__What the exercise asks__.
In the data below, count how many lines contain "hasPermi" and give that number by itself.

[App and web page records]

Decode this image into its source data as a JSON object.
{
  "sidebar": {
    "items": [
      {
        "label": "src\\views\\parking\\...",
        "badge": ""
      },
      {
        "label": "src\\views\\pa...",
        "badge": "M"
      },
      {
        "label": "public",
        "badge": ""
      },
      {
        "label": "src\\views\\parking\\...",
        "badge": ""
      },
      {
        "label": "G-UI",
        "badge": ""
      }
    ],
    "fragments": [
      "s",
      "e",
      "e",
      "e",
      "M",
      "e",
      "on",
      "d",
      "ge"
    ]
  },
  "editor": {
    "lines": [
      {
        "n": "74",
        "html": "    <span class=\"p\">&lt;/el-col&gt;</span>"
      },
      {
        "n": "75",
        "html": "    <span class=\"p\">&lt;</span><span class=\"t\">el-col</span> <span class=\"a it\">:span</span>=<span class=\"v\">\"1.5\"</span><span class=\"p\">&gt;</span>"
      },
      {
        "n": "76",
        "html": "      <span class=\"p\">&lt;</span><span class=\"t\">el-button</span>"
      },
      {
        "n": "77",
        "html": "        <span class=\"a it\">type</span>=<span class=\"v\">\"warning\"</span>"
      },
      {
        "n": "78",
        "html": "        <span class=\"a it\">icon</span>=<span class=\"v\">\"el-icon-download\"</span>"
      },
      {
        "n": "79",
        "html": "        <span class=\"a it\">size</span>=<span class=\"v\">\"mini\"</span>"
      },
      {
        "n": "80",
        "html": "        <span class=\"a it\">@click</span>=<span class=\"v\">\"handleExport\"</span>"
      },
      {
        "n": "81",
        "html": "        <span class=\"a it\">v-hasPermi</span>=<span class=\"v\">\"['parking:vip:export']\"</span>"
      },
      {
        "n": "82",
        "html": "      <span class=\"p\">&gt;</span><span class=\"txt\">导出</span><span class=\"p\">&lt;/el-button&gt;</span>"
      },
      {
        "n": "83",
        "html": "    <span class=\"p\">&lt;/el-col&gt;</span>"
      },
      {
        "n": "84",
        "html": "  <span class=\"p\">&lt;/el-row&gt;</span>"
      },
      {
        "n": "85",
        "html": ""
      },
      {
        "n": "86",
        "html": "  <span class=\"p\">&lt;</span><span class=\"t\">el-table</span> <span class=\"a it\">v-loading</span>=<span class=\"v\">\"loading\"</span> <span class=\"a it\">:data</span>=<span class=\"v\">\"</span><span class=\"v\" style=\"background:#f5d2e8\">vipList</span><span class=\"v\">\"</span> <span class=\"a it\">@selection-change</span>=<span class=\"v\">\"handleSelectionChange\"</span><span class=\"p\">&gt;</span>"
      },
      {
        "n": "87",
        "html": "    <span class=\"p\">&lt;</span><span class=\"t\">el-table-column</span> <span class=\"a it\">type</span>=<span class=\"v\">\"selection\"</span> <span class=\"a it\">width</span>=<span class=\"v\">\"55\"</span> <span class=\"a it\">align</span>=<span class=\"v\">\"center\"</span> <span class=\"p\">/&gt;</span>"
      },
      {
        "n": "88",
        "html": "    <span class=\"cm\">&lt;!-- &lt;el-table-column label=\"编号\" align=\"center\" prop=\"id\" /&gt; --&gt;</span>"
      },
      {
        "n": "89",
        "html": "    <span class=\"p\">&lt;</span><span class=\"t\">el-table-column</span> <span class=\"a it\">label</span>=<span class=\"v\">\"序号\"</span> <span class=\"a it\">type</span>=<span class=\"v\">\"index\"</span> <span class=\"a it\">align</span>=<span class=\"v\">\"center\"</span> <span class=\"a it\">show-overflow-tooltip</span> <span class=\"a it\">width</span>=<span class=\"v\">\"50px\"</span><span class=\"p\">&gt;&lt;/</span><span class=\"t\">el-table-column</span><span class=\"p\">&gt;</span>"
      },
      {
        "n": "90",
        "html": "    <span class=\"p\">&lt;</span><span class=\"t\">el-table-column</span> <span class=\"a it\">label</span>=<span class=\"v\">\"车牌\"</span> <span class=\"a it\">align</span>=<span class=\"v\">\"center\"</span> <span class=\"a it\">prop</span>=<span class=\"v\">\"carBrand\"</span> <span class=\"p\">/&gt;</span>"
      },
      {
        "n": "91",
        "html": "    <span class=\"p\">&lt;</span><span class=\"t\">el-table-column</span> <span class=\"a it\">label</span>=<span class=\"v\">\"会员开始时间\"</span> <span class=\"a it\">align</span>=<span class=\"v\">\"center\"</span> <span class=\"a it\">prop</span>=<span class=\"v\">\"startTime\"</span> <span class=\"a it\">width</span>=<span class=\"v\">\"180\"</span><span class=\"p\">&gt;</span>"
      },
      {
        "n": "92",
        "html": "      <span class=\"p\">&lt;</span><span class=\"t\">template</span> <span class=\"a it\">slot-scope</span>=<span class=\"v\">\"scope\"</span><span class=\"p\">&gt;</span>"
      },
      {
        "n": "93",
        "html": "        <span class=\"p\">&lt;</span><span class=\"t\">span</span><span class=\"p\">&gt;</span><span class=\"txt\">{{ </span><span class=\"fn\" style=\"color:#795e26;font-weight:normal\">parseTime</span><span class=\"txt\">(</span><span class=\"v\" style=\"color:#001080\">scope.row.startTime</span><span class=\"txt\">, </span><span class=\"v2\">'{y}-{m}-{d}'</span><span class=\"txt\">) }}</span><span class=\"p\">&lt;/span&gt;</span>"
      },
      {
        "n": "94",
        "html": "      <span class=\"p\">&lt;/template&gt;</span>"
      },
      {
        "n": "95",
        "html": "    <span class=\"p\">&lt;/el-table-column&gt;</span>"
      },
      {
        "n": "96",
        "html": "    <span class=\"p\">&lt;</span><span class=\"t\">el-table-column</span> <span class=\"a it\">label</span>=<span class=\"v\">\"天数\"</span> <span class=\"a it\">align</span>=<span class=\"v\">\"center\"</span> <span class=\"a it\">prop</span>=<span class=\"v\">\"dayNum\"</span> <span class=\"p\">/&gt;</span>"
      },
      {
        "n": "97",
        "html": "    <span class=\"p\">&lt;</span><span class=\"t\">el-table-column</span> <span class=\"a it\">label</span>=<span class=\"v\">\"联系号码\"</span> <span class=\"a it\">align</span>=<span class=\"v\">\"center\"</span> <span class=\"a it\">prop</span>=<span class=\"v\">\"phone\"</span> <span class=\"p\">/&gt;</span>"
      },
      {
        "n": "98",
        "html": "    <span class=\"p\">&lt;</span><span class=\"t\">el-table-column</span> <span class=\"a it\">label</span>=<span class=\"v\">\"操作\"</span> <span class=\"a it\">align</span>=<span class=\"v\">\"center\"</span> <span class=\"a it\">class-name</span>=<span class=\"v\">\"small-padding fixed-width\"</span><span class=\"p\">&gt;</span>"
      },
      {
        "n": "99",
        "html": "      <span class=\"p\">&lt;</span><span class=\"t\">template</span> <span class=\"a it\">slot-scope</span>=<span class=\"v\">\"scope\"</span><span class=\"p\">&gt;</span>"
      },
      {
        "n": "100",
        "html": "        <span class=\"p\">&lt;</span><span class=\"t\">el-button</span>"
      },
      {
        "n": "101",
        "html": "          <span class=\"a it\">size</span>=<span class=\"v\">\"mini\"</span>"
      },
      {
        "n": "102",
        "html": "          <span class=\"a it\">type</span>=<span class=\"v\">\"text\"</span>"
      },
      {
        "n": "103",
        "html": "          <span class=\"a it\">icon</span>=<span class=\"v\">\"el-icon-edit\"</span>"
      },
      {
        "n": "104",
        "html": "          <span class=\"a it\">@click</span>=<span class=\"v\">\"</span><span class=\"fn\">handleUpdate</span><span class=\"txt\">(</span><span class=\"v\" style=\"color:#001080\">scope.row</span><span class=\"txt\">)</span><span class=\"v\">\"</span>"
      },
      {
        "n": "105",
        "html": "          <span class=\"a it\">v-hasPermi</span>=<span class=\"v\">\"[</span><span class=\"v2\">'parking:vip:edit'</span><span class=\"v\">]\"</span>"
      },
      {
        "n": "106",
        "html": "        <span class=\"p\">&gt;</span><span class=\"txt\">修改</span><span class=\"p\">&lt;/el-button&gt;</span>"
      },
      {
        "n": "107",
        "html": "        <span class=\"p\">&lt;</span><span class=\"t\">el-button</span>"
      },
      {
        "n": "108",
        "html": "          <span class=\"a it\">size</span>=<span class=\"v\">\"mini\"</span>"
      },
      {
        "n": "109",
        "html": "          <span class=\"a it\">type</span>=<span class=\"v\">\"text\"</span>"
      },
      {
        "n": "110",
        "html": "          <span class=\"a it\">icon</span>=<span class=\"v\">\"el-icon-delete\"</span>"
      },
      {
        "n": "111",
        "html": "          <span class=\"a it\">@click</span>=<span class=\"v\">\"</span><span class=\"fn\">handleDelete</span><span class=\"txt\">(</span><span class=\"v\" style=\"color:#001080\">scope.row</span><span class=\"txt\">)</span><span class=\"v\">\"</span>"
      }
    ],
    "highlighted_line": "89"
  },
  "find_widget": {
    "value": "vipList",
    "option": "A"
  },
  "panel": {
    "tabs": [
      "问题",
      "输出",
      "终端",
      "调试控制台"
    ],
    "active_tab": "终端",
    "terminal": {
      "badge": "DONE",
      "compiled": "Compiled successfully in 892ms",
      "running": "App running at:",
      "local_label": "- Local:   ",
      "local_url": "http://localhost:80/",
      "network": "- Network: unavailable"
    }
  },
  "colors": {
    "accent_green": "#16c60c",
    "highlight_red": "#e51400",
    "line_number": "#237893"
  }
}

__Answer area__.
2